=== Section Start ===

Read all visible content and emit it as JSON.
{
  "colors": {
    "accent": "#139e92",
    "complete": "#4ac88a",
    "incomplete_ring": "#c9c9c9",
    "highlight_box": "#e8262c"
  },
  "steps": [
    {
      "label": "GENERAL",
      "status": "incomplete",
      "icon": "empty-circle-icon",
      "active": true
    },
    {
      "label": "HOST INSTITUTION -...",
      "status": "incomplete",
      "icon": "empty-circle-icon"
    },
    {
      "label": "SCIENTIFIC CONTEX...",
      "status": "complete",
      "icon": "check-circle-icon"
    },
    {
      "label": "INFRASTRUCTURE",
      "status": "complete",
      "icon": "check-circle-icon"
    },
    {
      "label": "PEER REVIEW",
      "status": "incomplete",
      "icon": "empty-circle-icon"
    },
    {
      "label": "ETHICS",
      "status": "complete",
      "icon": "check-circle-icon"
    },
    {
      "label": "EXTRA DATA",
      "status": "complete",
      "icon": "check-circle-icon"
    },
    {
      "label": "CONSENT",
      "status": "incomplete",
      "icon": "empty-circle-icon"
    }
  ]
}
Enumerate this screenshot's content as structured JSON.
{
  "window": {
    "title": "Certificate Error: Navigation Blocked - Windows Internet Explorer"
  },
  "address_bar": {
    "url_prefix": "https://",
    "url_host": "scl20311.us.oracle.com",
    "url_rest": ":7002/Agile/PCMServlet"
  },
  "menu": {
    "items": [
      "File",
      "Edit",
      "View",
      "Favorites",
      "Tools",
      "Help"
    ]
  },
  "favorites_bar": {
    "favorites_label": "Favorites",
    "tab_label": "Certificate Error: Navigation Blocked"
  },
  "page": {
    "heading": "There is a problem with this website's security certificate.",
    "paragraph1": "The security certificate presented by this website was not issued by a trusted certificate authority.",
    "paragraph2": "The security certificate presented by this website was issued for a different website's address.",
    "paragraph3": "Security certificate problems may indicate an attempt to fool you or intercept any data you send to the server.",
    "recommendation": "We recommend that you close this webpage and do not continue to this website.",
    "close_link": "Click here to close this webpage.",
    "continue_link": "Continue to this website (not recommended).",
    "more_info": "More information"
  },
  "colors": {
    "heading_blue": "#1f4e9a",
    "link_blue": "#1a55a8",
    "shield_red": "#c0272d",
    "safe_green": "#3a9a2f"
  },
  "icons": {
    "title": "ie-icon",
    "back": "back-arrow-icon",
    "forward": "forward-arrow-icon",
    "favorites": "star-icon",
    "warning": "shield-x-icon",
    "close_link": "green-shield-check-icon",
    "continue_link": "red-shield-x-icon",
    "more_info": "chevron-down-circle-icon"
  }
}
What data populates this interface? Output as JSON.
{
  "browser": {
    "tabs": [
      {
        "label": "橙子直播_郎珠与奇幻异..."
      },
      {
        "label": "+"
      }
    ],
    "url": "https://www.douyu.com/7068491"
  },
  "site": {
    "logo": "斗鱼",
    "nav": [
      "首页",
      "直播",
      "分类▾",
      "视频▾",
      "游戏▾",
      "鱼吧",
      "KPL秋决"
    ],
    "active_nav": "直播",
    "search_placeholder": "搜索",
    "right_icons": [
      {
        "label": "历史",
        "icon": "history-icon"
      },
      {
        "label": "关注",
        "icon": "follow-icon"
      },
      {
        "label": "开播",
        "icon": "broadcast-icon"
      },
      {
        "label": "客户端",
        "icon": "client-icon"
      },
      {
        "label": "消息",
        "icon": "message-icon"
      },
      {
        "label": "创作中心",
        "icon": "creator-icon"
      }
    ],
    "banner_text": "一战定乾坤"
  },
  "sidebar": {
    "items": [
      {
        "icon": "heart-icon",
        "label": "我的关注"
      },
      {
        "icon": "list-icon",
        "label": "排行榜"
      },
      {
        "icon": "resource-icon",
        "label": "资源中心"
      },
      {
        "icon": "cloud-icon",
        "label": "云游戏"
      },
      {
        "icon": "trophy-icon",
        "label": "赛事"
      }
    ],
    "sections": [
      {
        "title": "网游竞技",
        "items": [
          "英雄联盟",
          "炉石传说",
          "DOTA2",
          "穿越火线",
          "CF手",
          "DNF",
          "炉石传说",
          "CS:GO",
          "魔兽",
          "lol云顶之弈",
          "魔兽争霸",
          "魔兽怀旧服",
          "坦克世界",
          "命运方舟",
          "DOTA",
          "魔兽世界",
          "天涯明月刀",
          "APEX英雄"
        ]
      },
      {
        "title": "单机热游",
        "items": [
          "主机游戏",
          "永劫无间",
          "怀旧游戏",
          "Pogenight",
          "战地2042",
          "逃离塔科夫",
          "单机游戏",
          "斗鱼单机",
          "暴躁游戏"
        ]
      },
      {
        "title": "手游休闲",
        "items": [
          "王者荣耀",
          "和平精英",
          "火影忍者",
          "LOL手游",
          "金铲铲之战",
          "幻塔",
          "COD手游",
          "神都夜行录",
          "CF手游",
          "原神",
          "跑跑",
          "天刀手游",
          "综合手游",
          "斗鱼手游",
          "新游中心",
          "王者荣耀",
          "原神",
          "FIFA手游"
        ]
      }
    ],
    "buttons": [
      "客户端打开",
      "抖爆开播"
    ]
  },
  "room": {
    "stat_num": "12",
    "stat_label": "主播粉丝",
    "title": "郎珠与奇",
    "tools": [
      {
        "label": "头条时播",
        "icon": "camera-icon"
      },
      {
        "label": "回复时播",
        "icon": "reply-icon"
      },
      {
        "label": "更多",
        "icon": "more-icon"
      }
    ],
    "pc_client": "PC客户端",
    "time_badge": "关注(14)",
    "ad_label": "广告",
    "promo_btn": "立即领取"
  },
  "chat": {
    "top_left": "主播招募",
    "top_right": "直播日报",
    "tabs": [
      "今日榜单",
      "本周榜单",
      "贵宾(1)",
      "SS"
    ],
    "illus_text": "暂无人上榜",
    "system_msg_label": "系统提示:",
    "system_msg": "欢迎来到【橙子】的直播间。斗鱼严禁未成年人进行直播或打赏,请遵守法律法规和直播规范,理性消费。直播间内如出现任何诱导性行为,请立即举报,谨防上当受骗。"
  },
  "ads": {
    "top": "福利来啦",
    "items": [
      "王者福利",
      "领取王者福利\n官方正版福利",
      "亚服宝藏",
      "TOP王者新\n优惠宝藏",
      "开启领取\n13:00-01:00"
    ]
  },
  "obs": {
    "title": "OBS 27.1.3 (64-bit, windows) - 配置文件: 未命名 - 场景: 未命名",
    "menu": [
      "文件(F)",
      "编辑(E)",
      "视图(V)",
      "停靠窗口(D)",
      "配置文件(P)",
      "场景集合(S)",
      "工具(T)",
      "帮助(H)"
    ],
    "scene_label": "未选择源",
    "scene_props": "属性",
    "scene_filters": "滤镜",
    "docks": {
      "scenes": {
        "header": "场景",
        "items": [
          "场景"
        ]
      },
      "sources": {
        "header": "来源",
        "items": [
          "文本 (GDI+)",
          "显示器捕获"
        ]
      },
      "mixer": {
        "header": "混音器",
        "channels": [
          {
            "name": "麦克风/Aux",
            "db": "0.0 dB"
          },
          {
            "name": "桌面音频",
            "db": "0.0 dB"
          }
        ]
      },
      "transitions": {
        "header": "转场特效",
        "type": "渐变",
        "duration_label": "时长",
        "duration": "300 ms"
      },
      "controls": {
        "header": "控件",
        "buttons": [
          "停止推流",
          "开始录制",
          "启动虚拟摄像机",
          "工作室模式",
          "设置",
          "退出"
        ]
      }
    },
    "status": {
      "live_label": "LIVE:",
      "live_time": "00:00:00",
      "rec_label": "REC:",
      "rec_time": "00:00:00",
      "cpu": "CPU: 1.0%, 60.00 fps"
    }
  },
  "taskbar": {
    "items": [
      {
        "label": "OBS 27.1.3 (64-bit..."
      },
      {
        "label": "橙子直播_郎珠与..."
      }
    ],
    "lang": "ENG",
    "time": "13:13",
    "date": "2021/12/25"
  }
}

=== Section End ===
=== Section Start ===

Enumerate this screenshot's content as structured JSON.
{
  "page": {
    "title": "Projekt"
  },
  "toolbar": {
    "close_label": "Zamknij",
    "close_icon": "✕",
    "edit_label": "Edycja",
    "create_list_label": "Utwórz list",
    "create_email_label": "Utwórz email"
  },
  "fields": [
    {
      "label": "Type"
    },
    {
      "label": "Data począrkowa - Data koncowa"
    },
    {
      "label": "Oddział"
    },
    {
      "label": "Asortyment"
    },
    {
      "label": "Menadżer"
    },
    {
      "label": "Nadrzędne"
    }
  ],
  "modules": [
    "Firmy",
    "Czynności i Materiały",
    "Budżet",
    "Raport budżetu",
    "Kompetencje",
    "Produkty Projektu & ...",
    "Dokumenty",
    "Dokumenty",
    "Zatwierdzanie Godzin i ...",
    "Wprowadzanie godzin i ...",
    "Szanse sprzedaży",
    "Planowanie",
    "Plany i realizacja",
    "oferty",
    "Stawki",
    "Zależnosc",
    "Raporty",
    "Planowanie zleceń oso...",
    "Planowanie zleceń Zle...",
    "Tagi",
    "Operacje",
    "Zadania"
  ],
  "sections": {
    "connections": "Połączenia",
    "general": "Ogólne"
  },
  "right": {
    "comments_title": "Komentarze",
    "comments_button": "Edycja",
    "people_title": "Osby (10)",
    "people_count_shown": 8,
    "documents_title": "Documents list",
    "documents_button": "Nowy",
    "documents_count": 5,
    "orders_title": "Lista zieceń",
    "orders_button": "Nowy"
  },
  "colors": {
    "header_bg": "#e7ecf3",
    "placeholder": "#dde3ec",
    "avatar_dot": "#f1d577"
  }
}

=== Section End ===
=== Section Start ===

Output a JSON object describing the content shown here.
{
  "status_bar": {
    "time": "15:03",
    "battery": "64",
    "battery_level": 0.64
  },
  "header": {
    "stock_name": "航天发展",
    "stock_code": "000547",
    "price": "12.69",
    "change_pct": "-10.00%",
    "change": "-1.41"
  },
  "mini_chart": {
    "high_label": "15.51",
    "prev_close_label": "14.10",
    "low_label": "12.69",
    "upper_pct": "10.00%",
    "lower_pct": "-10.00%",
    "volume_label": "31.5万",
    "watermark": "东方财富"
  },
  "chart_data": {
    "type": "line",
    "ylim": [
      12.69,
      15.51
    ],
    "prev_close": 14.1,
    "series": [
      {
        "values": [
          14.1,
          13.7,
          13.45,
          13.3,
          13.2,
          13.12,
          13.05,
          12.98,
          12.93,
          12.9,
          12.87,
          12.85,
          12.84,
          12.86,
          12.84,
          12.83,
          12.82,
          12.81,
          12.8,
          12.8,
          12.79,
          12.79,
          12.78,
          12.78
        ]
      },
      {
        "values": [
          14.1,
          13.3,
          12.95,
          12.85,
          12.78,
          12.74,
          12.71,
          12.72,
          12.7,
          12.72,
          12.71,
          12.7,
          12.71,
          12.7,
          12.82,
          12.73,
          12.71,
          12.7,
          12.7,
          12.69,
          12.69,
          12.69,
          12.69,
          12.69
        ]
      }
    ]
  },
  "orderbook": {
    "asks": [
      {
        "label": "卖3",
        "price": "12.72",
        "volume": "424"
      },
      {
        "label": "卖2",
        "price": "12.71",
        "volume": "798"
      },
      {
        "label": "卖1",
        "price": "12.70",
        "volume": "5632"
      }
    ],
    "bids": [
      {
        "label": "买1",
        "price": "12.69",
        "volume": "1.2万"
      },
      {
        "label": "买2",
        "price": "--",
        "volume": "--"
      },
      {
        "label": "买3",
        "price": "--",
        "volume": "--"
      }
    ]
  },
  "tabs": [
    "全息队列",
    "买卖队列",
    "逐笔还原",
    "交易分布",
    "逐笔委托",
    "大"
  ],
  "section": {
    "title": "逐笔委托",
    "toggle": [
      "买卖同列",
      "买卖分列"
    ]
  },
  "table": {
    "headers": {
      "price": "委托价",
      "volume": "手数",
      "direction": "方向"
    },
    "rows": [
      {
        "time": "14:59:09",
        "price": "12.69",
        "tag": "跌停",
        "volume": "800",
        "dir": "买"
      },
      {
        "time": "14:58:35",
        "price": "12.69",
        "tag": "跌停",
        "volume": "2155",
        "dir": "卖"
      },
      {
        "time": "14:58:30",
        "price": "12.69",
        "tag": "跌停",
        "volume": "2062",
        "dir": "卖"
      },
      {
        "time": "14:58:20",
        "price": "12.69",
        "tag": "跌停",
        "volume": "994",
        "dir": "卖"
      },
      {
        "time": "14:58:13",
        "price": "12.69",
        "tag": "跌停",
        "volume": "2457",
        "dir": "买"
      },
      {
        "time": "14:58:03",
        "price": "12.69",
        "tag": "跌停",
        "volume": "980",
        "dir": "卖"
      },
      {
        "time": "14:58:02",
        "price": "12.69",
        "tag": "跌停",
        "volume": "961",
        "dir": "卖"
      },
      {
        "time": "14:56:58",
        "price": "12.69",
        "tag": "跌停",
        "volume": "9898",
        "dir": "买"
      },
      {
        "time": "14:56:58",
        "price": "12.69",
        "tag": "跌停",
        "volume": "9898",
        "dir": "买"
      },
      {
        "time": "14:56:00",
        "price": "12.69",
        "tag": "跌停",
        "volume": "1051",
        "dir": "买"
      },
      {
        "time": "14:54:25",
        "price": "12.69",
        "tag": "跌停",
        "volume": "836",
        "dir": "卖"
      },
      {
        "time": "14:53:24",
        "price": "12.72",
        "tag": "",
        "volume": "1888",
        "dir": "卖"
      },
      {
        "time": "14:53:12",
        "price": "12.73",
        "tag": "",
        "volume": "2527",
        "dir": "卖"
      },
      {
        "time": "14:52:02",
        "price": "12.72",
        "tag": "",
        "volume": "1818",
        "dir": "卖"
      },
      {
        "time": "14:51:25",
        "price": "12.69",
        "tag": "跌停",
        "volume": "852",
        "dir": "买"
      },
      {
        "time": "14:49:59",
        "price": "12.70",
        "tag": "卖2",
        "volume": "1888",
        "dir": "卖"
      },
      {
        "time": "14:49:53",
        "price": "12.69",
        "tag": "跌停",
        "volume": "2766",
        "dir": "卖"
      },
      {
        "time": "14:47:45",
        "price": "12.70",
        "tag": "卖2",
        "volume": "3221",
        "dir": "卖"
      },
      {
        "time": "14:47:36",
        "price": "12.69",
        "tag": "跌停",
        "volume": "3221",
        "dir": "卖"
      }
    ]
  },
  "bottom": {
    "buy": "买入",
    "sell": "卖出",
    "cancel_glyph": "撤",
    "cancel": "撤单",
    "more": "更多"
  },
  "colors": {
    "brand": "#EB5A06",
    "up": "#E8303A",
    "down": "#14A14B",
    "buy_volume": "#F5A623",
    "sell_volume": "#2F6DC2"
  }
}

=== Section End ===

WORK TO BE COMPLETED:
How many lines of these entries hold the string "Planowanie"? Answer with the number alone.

OUTPUT OF THE TASK:
3